What is included as 'family contribution'

<p>Kind of a basic question....</p>

<p>If, for example, I have an EFC of $2000.00, and my child gets a federal loan (of whatever type) as part of their package, does that fulfill the $2,000 EFC? Or is that separate and the EFC would assume loans PLUS an additional $2,000 from a private source (the parents, the students summer earnings, whatever).</p>

<p>I know the EFC is just a guideline for federal programs, but I'm not quite sure what EFC actually MEANS. Or is that the point? To be so vague that it makes my head explode...</p>

<p>The Estimated Family Contribution is a number that goes into determining how much $ the college should offer you to make it possible for you to attend as well as a number used in awarding federal aid. </p>

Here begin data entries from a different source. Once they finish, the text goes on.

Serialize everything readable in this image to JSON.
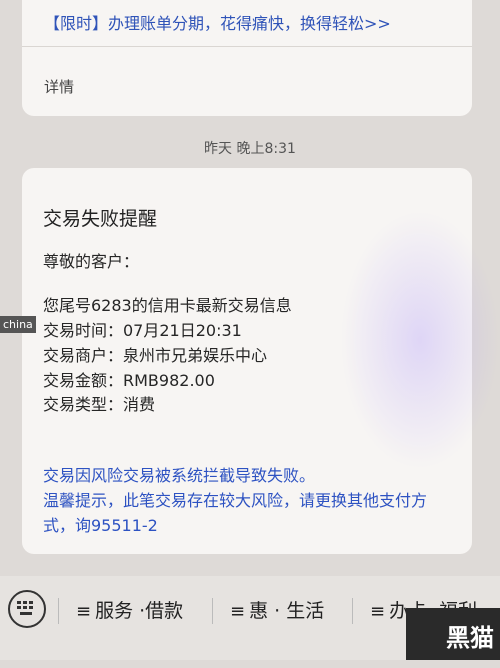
{
  "promo_card": {
    "text": "【限时】办理账单分期，花得痛快，换得轻松>>",
    "details": "详情"
  },
  "timestamp": "昨天 晚上8:31",
  "message": {
    "title": "交易失败提醒",
    "greeting": "尊敬的客户：",
    "intro": "您尾号6283的信用卡最新交易信息",
    "time": "交易时间：07月21日20:31",
    "merchant": "交易商户：泉州市兄弟娱乐中心",
    "amount": "交易金额：RMB982.00",
    "type": "交易类型：消费",
    "failure": "交易因风险交易被系统拦截导致失败。",
    "tip_line1": "温馨提示，此笔交易存在较大风险，请更换其他支付方",
    "tip_line2": "式，询95511-2"
  },
  "bottom_menu": {
    "keyboard_icon": "keyboard-icon",
    "items": [
      {
        "icon": "≡",
        "label": "服务 ·借款"
      },
      {
        "icon": "≡",
        "label": "惠 · 生活"
      },
      {
        "icon": "≡",
        "label": "办卡· 福利"
      }
    ]
  },
  "watermark": {
    "left": "china",
    "right": "黑猫"
  }
}
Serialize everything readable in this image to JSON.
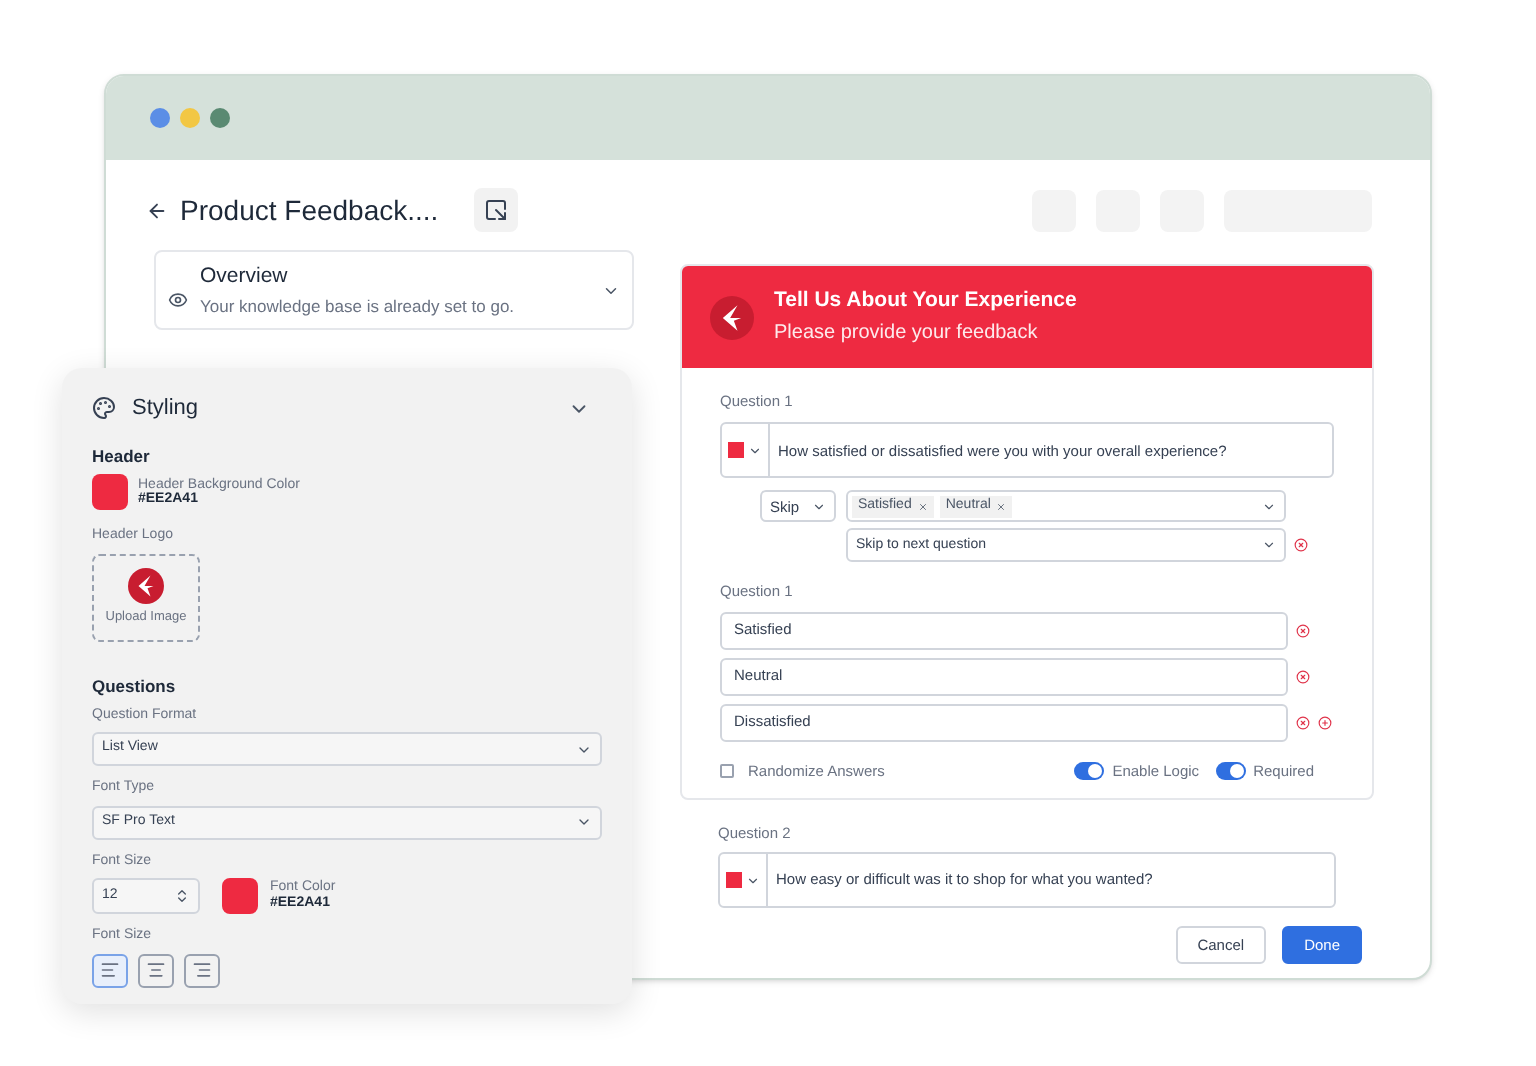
{
  "window": {
    "title": "Product Feedback....",
    "dots": [
      {
        "color": "#5b8ee6"
      },
      {
        "color": "#f2c744"
      },
      {
        "color": "#5a8a72"
      }
    ]
  },
  "overview": {
    "title": "Overview",
    "description": "Your knowledge base is already set to go."
  },
  "form": {
    "title": "Tell Us About Your Experience",
    "subtitle": "Please provide your feedback",
    "question_1": {
      "label": "Question 1",
      "text": "How satisfied or dissatisfied were you with your overall experience?"
    },
    "logic": {
      "action": "Skip",
      "tags": [
        "Satisfied",
        "Neutral"
      ],
      "target": "Skip to next question"
    },
    "answers": {
      "label": "Question 1",
      "options": [
        "Satisfied",
        "Neutral",
        "Dissatisfied"
      ]
    },
    "randomize": {
      "label": "Randomize Answers",
      "checked": false
    },
    "toggles": [
      {
        "label": "Enable Logic",
        "on": true
      },
      {
        "label": "Required",
        "on": true
      }
    ],
    "question_2": {
      "label": "Question 2",
      "text": "How easy or difficult was it to shop for what you wanted?"
    },
    "buttons": [
      {
        "label": "Cancel",
        "kind": "secondary"
      },
      {
        "label": "Done",
        "kind": "primary"
      }
    ]
  },
  "styling": {
    "title": "Styling",
    "header_section": "Header",
    "header_color": {
      "label": "Header Background Color",
      "value": "#EE2A41"
    },
    "logo_label": "Header Logo",
    "upload_label": "Upload Image",
    "questions_section": "Questions",
    "question_format": {
      "label": "Question Format",
      "value": "List View"
    },
    "font_type": {
      "label": "Font Type",
      "value": "SF Pro Text"
    },
    "font_size": {
      "label": "Font Size",
      "value": "12"
    },
    "font_color": {
      "label": "Font Color",
      "value": "#EE2A41"
    },
    "alignment_label": "Font Size",
    "alignments": [
      {
        "kind": "left",
        "selected": true
      },
      {
        "kind": "center",
        "selected": false
      },
      {
        "kind": "right",
        "selected": false
      }
    ]
  }
}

<p>Once you have the final financial aid offer from the college, though, the EFC is no longer relevant to you; what is important to you is the total of grants and loans and work study in your FA package versus the total cost of attending the college. A federal loan is likely to already be part of your package. </p>

<p>A wealthy college that costs $49,000 might look at your EFC and give you $47,000 in grants (yay!) but a poor college might look at your EFC and give you a package $35,000 in grants (including federal Pell grant) 3500 in federal loan, 2500 in work study and then you need to come up with the remaining $9,000 some other way. </p>

<p>There probably should be an acronym for whatever your actual expected out of pocket costs are.</p>

<p>Your expected family contribution (EFC) is what your family is minimally expected to contribute. Financial aid you receive (grants, scholarships, loans, etc) do not typically reduce your EFC. The exception to this is the more competitive merit scholarships (full ride or close) that some schools offer that do not take any financial need into consideration. In other words, someone getting the McNair Scholarship at U of South Carolina (full ride plus computer) gets this irrespective of their EFC.</p>

<p>For regular need based financial aid awards, you would take the cost of attendance and subtract your EFC. That would determine your need. But as posted above...the bottom line is not what your need is, but HOW the school meets that need.</p>

<p>I understand the difference between EFC and what the school actually offers, my question is whether or not the loans count towards 'meeting' the EFC. </p>

<p>So when Muffy says it is a number that is used to determine how much money the college is offering you, is the loan considered 'money the college is offering you', since it's not gift aid, it's a loan.</p>

<p>And Thumper, it looks like you are saying that the loans are NOT part of the EFC, is that correct?</p>

<p>you pay the EFC in addition to any loans that your student or you have as part of the FA package</p>

<p>ok, thank you. I'm assuming that excludes PLUS loans and only includes the federally subsidized loans?</p>

<p>Sorry to be so dense about this, it's really the one part of the financial aid package that I just don't 'get'.</p>

<p>The Perkins and Stafford loans are part of your "aid," and do not count as your EFC.</p>

<p>Many schools include a "PLUS" loan in the package for families who may not be able to pay the EFC out of income and savings. PLUS loans are available to nearly all parents regardless of whether the school lists it in the package and are not really "aid."</p>

<p>In other words, need-based aid will not cover your EFC - you and your child will have to pay that out of earnings, savings, or non-need based loans such as the PLUS loans.</p>

<p>Financial aid in the name of the child, including Stafford, and Perkins loans does not reduce the EFC. </p>

<p>Loans taken out by the family can be used to pay for anything. Many families take out loans to meet costs for college that are unmet by financial aid provided.</p>